In most women who have undergone cancer treatment, the cause of vaginal dryness is hormonal changes. Chemotherapy can damage your ovaries so that they no longer produce estrogen and progesterone. When your estrogen levels decrease, the amount of vaginal lubrication you produce also drops. Decreased amounts of estrogen also lead to a thinner, less elastic and more fragile vaginal lining.
Women also experience a change in hormone levels with menopause, the natural ending of menstrual cycles. However, most women go through menopause over several years and their bodies gradually get used to the hormonal changes. The hormonal changes that women experience due to chemotherapy tend to be dramatic and abrupt, leading to more intense symptoms.
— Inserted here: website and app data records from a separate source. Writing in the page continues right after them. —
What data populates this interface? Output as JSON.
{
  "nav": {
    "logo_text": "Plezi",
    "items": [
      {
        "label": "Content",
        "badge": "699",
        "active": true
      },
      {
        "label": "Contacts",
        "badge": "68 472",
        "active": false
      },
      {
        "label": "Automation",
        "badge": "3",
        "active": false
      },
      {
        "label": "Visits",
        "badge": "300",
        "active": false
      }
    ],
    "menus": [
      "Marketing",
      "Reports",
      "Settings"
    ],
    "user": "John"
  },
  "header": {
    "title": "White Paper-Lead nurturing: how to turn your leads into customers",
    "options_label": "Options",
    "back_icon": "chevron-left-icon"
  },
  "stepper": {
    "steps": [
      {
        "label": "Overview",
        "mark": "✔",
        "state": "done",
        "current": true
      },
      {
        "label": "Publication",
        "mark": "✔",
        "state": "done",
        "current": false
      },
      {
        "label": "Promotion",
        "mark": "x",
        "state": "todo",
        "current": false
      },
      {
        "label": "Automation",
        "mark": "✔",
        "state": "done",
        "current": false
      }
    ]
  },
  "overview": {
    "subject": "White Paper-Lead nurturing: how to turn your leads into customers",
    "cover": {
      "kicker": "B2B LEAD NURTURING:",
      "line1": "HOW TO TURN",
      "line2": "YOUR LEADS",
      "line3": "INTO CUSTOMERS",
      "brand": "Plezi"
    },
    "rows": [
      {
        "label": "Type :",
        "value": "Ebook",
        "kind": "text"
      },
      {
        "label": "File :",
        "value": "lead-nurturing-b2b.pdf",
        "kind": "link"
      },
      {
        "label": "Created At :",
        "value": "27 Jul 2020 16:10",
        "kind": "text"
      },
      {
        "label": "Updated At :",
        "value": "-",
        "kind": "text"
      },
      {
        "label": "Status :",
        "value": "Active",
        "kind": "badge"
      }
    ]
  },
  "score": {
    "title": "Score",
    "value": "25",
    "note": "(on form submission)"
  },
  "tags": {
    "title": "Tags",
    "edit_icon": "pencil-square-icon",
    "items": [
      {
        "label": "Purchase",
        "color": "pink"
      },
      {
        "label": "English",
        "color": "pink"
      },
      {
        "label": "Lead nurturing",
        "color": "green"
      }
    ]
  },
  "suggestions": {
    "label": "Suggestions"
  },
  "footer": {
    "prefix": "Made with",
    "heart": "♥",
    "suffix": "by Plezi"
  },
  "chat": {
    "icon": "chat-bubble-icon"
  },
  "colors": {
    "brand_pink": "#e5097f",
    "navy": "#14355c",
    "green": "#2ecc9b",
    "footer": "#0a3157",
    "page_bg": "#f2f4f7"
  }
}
The primary symptom of vaginal dryness is pain or discomfort during intercourse; however, you may also have itchiness, irritation and discomfort during normal daily activities.
Try using a water-based lubricant, such as KY Jelly.
Coping with changes in your ability to be sexual is very difficult. Maintaining open communication with your doctor and your partner may help. Without a doubt, one of the most common problems regarding cancer and sexuality is people’s reluctance to talk about it with their sexual partner and their health care team. However, communication is the key to coping with this difficult topic. Cancer care specialists are accustomed to addressing these issues every day.
More importantly, sharing your thoughts, feelings and any fears you may have regarding vaginal dryness with your partner is essential to maintaining an intimate relationship with that person. Through open communication, you and your partner can work toward finding other ways to express yourselves beyond intercourse, such as gentle touching, holding hands, kissing, hugging and sharing emotional closeness.